Because this harrowing film about family court corruption presents a somewhat narrow, adults-only perspective of the crisis, our organization determined that it was high time we talked to some of the kids of divorce, to help bring their voices and first-hand experiences into the national dialogue about family court reform.
U.S. FAILING ITS LEGAL OBLIGATION
Jessica Gonzales v. U.S.A.
In August 2011, the Inter-American Commission issued a landmark decision which found the United States responsible for human rights violations against Jessica and her three deceased children. Jessica Lenahan (Gonzales) v the United States is the first case brought by a domestic violence survivor against the U.S. before an international body. The IACHR ruling also sets forth comprehensive recommendations for changes to U.S.law and policy pertaining to domestic violence.
BECAUSE FREEDOM CAN’T PROTECT ITSELF
In the first case brought by a survivor of domestic violence against the U.S. before an international human rights tribunal, the Inter-American Commission on Human Rights (IACHR) found that the United States violated the human rights of Jessica Lenahan (formerly Gonzales) and her children. The decision underscores that the U.S. is failing in its legal obligation to protect women and girls from domestic violence.
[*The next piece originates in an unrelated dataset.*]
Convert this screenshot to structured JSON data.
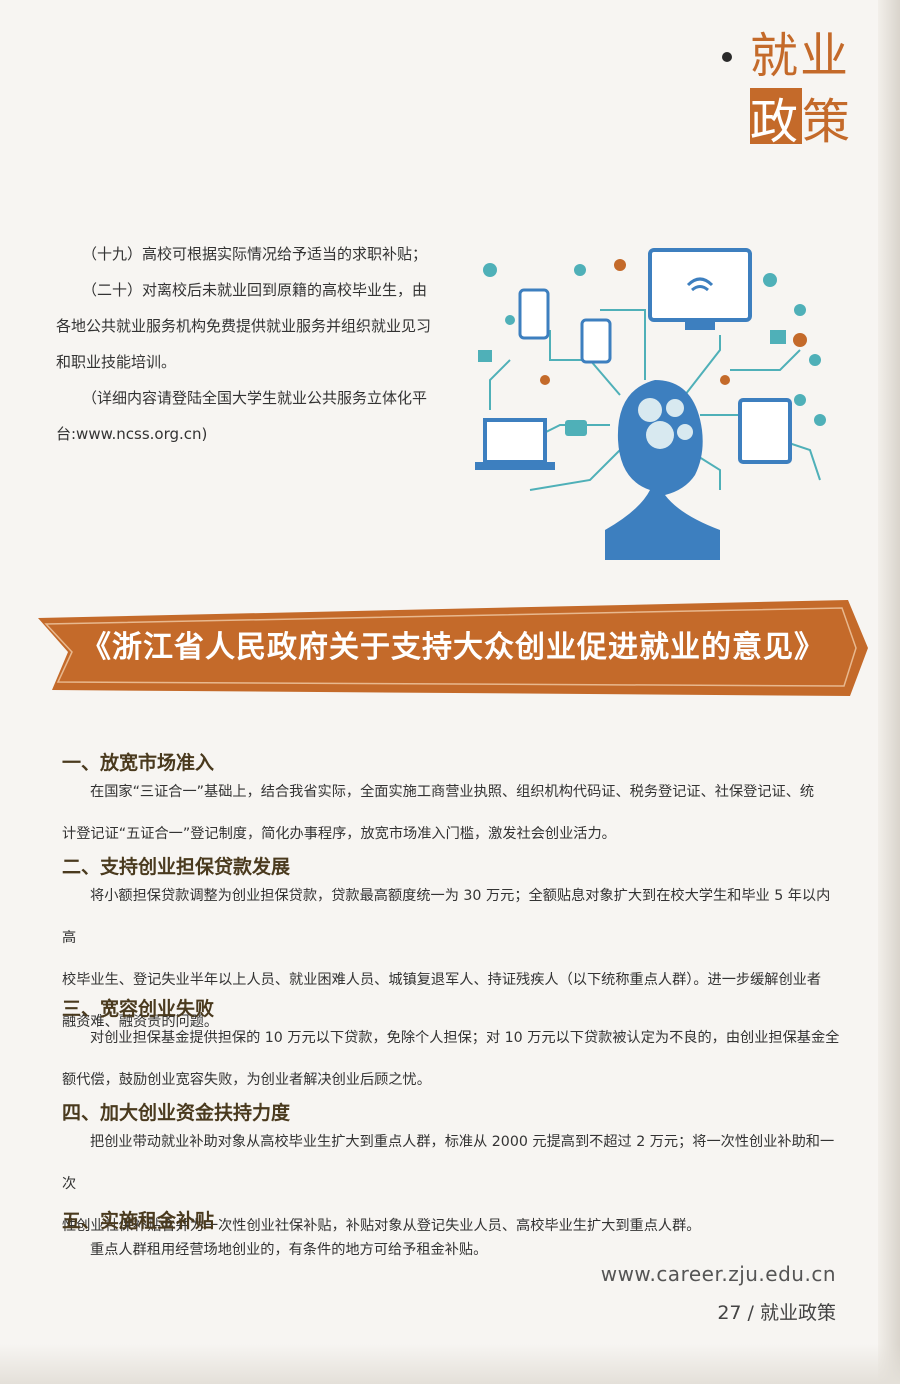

In June 1999, Jessica Gonzales’ three young daughters, ages seven, nine and ten, were abducted by her estranged husband and killed after the Colorado police refused to enforce a restraining order against him.
Although Gonzales repeatedly called the police, telling them of her fears for her daughters’ safety, they failed to respond. Hours later, Gonzales’ husband drove his pick-up truck to the police department and opened fire. He was shot dead by the police. The slain bodies of the three girls were subsequently discovered in the back of his pickup truck. Read full stor